Culture  /  First Person

The Oral History of Lilith Fair, As Told By the Women Who Lived It

It was a time when promoters were telling women in music: “You can’t put two women on the same bill. People won’t come.”
Jason Philbrook/Wikimedia Commons

Imagine many of the country’s most influential women all gathered together to stand up for gender equality on a national stage. There are stars performing before a massive crowd, Planned Parenthood booths­ (along with protesters), and reporters from news outlets analyzing what this event says about the state of women’s rights. Sounds like a scene from the Women’s March on Washington—but it actually occurred 20 years ago this summer with the debut of Lilith Fair, a music festival designed to give women the same lucrative touring gigs as men. Cofounded by singer-songwriter Sarah McLachlan, this multicity tour broke new ground, from the all-female talent lineup that promoters said would never work, to the controversies it ignited in the media about race and feminism. Here McLachlan and some of her fellow Lilith performers talk candidly about a cultural movement lauded by fans for its feminist ideals and lambasted by critics for its lack of diversity. And a new generation of performers reflect on the legacy of Lilith Fair and why their own fight for equality in the music industry continues.

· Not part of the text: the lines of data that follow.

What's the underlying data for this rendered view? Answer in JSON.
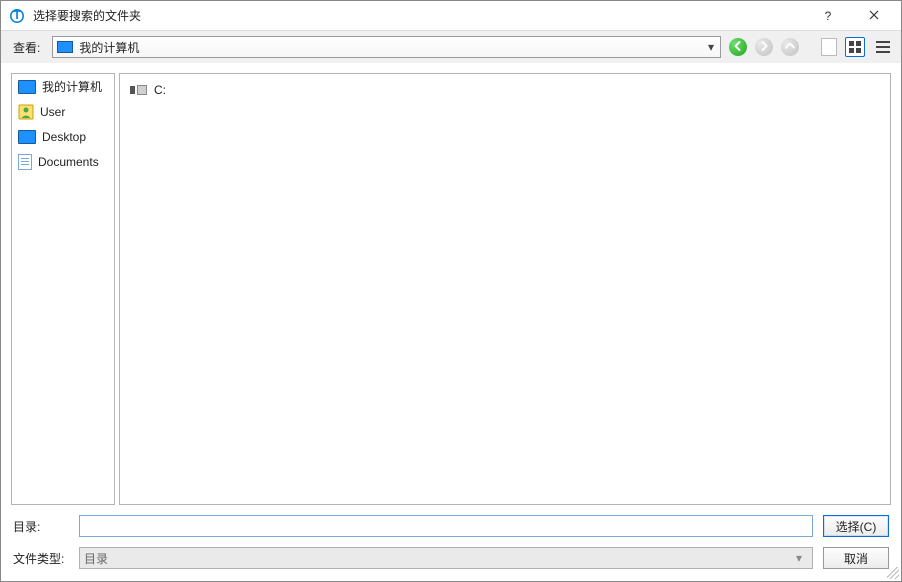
{
  "window": {
    "title": "选择要搜索的文件夹"
  },
  "toolbar": {
    "look_in_label": "查看:",
    "look_in_value": "我的计算机"
  },
  "sidebar": {
    "items": [
      {
        "icon": "computer",
        "label": "我的计算机"
      },
      {
        "icon": "user",
        "label": "User"
      },
      {
        "icon": "desktop",
        "label": "Desktop"
      },
      {
        "icon": "documents",
        "label": "Documents"
      }
    ]
  },
  "file_view": {
    "items": [
      {
        "icon": "drive",
        "label": "C:"
      }
    ]
  },
  "bottom": {
    "directory_label": "目录:",
    "directory_value": "",
    "filetype_label": "文件类型:",
    "filetype_value": "目录",
    "choose_label": "选择(C)",
    "cancel_label": "取消"
  }
}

The 1990s were a strange time for women musicians. On the one hand, the singer-songwriter movement was ushering in young female stars like Tori Amos, Tracy Chapman, and McLachlan. But women still had to fight harder than the guys for radio airtime and touring slots. In 1996, McLachlan was 28, still climbing the charts with singles from her breakthrough album, Fumbling Toward Ecstasy, and struggling to write the follow-up, Surfacing, which would become her best-selling record. Searching for inspiration, she organized a mini festival—a gathering that would ultimately morph into Lilith Fair.

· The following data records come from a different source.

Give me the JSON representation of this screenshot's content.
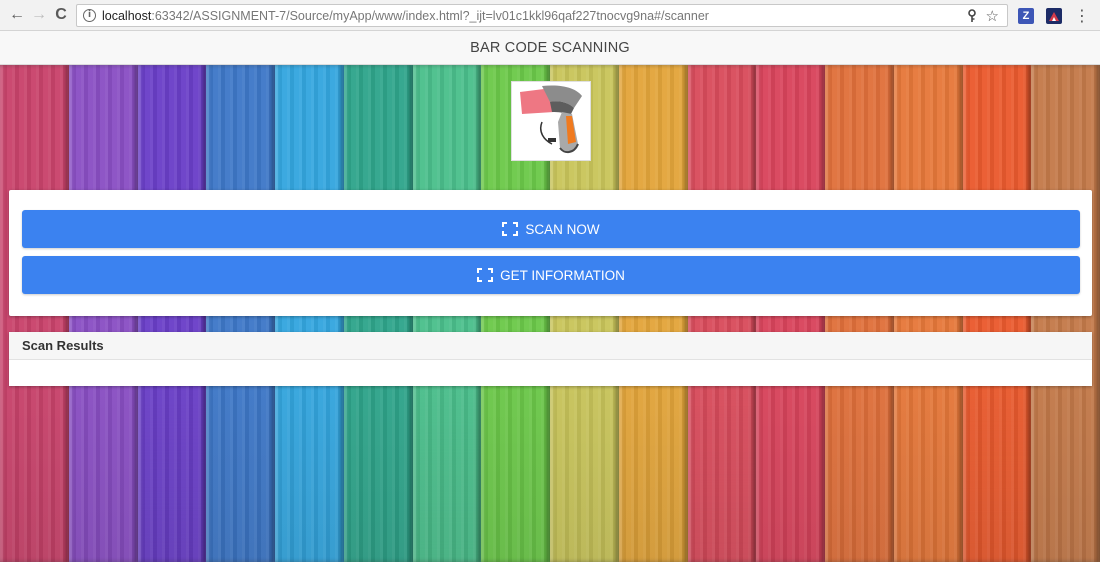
{
  "browser": {
    "url_host": "localhost",
    "url_rest": ":63342/ASSIGNMENT-7/Source/myApp/www/index.html?_ijt=lv01c1kkl96qaf227tnocvg9na#/scanner",
    "back_glyph": "←",
    "forward_glyph": "→",
    "reload_glyph": "C",
    "info_glyph": "i",
    "menu_glyph": "⋮",
    "star_glyph": "☆",
    "ext_z_label": "Z"
  },
  "header": {
    "title": "BAR CODE SCANNING"
  },
  "actions": {
    "scan_label": "SCAN NOW",
    "info_label": "GET INFORMATION"
  },
  "results": {
    "title": "Scan Results"
  },
  "colors": {
    "button": "#3b82f0",
    "planks": [
      "#c9436b",
      "#8a4fc4",
      "#6a3fc8",
      "#3e78c8",
      "#34a6df",
      "#2fa58b",
      "#4bbf8c",
      "#6cc94a",
      "#c9c55b",
      "#e3a53b",
      "#d94c5c",
      "#d9445c",
      "#e0703b",
      "#e6783a",
      "#ea5a2e",
      "#c47a4a"
    ]
  }
}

SARAH McLACHLAN (singer, cofounder of Lilith Fair): We looked around [at other tours] and thought, Wow, they’re just full of men. And yet there’s all this amazing music being made by women right now. So why is that not being represented?